The Meese-Rogoff Puzzle: What Puzzle?
MetadataShow full item record
The Messe-Rogoff puzzle has been a debatable topic since 1983 when Richard Meese and Kenneth Rogoff demonstrated that no exchange rate model can outperform the random walk in out-of-sample forecasting. This finding been taken to imply the weakness of international economics and finance and raised the question as to why firms spend money on exchange rate forecasts and use them as an input in the financial decision making process when these forecasts are that bad. In this study we resolve the puzzle by examining a number of propositions, including the following: (i) we should expect nothing but that exchange rate models cannot outperform the random walk in out-of-sample forecasting if forecasting accuracy is measured by metrics that depend on the magnitude of the forecasting error only; (ii) the use of dynamic models to outperform the random walk is inappropriate because it is tantamount to beating a random walk with a random walk; and (iii) it is possible to outperform the random walk in terms of other metrics such as direction accuracy and profitability.
Showing items related by title, author, creator and subject.
Moosa, I.; Burns, Kelly (2014)It is demonstrated that the conventional monetary model of exchange rates can (irrespective of the specification, estimation method or the forecasting horizon) outperform the random walk in out-of-sample forecasting if ...
Moosa, I.; Burns, Kelly (2015)For the past 30 years international monetary economists have believed that exchange rate models cannot outperform the random walk in out-of-sample forecasting as a result of the 1983 paper written by Richard Meese and ...

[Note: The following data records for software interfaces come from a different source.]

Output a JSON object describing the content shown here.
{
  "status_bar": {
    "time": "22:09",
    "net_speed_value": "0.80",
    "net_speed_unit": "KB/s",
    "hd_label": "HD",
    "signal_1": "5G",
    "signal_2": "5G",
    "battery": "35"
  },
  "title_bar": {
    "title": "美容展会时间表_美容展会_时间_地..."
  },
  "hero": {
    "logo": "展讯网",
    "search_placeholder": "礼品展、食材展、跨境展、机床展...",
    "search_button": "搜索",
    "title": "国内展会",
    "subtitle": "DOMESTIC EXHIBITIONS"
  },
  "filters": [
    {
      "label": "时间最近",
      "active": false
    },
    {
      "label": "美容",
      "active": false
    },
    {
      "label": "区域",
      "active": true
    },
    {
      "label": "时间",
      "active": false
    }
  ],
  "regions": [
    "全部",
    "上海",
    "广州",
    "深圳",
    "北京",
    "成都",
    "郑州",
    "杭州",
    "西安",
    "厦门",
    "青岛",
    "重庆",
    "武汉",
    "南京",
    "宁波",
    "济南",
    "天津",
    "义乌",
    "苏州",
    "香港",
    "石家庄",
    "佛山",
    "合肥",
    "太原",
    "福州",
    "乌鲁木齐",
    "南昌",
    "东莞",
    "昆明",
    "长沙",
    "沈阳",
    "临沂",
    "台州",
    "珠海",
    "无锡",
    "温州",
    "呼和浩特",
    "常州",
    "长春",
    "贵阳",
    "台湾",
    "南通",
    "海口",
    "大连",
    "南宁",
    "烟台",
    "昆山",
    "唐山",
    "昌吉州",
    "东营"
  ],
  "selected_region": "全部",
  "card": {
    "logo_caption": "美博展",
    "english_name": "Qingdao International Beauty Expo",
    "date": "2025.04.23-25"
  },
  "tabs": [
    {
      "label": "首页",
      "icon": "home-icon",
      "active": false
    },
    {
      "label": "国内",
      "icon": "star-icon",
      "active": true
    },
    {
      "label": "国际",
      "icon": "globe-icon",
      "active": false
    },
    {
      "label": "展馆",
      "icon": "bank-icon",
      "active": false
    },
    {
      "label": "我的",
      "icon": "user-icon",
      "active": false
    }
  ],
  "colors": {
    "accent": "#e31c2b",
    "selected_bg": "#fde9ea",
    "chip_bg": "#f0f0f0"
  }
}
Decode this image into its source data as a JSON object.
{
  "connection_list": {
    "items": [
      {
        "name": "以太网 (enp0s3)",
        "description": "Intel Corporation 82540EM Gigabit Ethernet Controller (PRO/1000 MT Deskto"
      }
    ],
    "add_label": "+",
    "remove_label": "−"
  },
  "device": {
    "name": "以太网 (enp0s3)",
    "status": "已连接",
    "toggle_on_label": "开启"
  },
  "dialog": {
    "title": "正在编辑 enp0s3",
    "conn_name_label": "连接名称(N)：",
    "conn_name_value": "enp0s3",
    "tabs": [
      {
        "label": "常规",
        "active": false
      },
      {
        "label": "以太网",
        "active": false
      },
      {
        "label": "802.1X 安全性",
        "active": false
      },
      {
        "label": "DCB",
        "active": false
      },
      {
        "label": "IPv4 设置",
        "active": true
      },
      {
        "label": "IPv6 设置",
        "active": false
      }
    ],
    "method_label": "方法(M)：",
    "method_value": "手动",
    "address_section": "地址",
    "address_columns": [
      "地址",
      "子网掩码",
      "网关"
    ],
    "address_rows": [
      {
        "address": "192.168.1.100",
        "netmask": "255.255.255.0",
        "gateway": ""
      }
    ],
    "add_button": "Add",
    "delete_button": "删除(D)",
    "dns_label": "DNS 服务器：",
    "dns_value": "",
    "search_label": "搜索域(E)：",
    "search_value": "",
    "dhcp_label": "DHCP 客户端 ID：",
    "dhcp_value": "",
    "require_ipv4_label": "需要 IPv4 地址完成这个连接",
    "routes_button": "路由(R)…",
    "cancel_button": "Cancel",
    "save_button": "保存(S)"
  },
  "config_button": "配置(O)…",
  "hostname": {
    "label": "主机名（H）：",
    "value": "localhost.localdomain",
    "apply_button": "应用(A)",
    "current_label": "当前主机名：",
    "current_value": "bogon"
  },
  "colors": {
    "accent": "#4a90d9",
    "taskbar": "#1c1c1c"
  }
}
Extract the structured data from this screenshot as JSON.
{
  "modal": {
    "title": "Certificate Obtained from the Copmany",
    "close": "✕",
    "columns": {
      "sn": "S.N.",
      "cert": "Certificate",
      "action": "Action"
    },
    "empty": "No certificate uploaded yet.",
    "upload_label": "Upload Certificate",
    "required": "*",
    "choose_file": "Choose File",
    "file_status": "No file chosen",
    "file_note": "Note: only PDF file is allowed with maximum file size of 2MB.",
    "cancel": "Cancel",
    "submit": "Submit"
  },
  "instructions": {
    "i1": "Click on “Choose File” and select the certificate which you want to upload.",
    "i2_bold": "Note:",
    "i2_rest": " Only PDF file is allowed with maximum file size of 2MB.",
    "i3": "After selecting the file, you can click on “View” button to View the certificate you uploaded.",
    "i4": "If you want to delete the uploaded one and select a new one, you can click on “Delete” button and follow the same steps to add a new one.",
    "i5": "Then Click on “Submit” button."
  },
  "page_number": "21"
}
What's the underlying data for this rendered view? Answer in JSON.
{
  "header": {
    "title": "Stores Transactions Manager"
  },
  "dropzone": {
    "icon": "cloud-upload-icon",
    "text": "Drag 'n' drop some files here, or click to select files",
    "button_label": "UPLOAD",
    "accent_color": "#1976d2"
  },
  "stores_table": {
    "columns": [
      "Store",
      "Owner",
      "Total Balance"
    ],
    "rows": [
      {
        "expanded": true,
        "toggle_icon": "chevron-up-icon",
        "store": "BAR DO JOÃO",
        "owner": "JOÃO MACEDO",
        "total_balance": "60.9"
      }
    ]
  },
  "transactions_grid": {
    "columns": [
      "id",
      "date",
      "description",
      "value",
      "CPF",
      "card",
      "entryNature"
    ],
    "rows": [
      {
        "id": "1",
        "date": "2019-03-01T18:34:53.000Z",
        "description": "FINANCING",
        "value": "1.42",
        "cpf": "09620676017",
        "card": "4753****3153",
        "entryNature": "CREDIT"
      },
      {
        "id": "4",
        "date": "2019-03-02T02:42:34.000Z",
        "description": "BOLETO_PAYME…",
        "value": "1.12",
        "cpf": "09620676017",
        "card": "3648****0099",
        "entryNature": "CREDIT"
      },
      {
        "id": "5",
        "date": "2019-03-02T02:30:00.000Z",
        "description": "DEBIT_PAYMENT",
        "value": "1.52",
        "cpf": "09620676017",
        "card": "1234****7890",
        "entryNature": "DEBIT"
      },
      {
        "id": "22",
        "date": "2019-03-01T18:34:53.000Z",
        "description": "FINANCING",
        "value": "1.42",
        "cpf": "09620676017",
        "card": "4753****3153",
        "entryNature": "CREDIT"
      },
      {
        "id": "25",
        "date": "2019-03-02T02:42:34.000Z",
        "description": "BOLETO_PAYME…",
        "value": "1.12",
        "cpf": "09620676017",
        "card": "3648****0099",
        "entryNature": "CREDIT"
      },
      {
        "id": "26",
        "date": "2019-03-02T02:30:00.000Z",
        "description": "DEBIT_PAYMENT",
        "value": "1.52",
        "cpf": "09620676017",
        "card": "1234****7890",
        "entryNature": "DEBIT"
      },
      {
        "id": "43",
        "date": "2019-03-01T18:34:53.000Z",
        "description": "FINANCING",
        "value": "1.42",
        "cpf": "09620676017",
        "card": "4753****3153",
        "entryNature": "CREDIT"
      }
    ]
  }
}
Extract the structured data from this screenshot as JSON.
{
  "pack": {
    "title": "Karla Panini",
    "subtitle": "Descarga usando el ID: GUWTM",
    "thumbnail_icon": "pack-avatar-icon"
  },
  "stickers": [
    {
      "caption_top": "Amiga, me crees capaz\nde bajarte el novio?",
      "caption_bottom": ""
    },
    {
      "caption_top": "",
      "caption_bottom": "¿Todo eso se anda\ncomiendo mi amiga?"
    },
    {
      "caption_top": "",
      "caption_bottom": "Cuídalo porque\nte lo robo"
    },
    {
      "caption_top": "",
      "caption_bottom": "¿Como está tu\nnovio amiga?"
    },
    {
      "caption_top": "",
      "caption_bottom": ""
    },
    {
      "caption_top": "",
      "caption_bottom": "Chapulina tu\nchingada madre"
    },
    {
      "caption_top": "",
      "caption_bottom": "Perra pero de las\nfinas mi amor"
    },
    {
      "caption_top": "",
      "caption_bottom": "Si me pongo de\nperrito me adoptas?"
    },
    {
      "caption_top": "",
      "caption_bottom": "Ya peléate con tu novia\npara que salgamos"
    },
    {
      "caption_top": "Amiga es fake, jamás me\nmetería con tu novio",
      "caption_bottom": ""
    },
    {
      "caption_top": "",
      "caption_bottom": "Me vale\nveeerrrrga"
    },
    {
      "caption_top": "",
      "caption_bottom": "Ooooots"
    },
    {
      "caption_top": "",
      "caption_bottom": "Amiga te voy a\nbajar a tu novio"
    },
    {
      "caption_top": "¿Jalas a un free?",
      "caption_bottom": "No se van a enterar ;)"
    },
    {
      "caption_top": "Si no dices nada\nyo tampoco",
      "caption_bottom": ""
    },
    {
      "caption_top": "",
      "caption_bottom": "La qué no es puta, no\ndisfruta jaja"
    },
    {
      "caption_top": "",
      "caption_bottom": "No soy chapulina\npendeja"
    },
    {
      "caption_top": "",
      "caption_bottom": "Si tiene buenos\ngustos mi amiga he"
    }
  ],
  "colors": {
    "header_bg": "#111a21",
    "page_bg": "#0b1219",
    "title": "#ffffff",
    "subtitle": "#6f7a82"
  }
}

Moosa, I.; Burns, Kelly (2014)Several explanations have been put forward for the Meese–Rogoff puzzle that exchange rate models cannot outperform the random walk in out-of-sample forecasting. We suggest that a simple explanation for the puzzle is the ...